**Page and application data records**
*** Block opens ***
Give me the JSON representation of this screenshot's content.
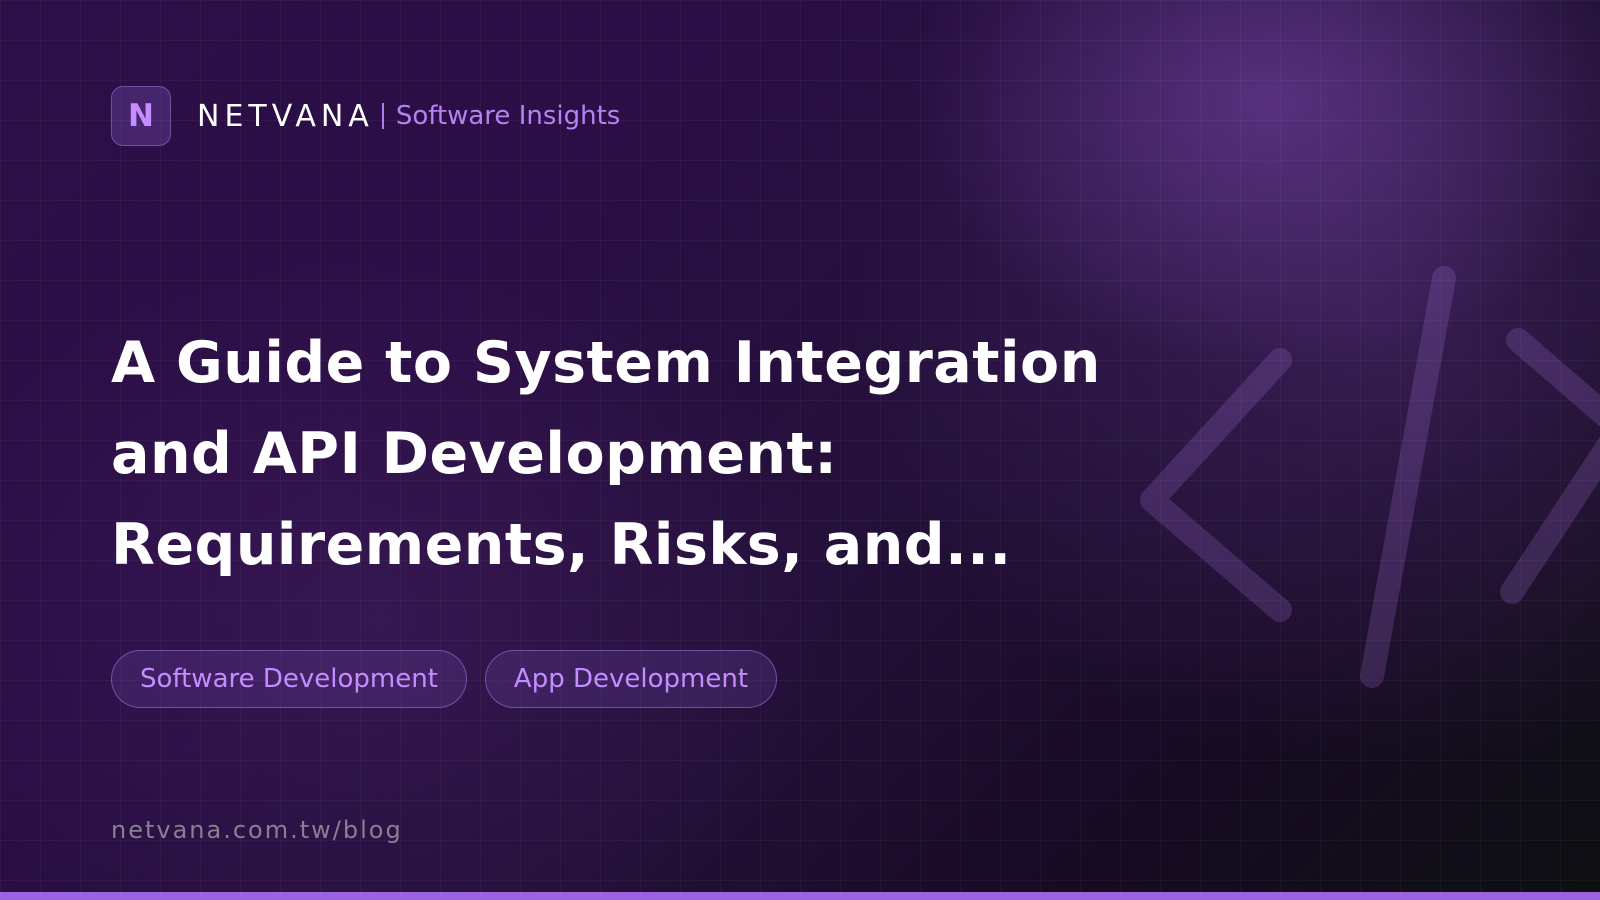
{
  "brand": {
    "logo_letter": "N",
    "name": "NETVANA",
    "tagline": "Software Insights"
  },
  "headline": {
    "line1": "A Guide to System Integration",
    "line2": "and API Development:",
    "line3": "Requirements, Risks, and..."
  },
  "tags": [
    {
      "label": "Software Development"
    },
    {
      "label": "App Development"
    }
  ],
  "footer": {
    "url": "netvana.com.tw/blog"
  },
  "decoration": {
    "icon": "code-brackets-icon"
  },
  "colors": {
    "accent": "#b681f0",
    "bottom_bar": "#9b63e0",
    "background_start": "#2d0f48",
    "background_end": "#0d0f12"
  }
}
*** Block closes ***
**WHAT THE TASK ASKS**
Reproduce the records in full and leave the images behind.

**ANSWER TO THIS EXERCISE**
Give me the JSON representation of this screenshot's content.
{
  "brand": {
    "logo_letter": "N",
    "name": "NETVANA",
    "tagline": "Software Insights"
  },
  "headline": {
    "line1": "A Guide to System Integration",
    "line2": "and API Development:",
    "line3": "Requirements, Risks, and..."
  },
  "tags": [
    {
      "label": "Software Development"
    },
    {
      "label": "App Development"
    }
  ],
  "footer": {
    "url": "netvana.com.tw/blog"
  },
  "decoration": {
    "icon": "code-brackets-icon"
  },
  "colors": {
    "accent": "#b681f0",
    "bottom_bar": "#9b63e0",
    "background_start": "#2d0f48",
    "background_end": "#0d0f12"
  }
}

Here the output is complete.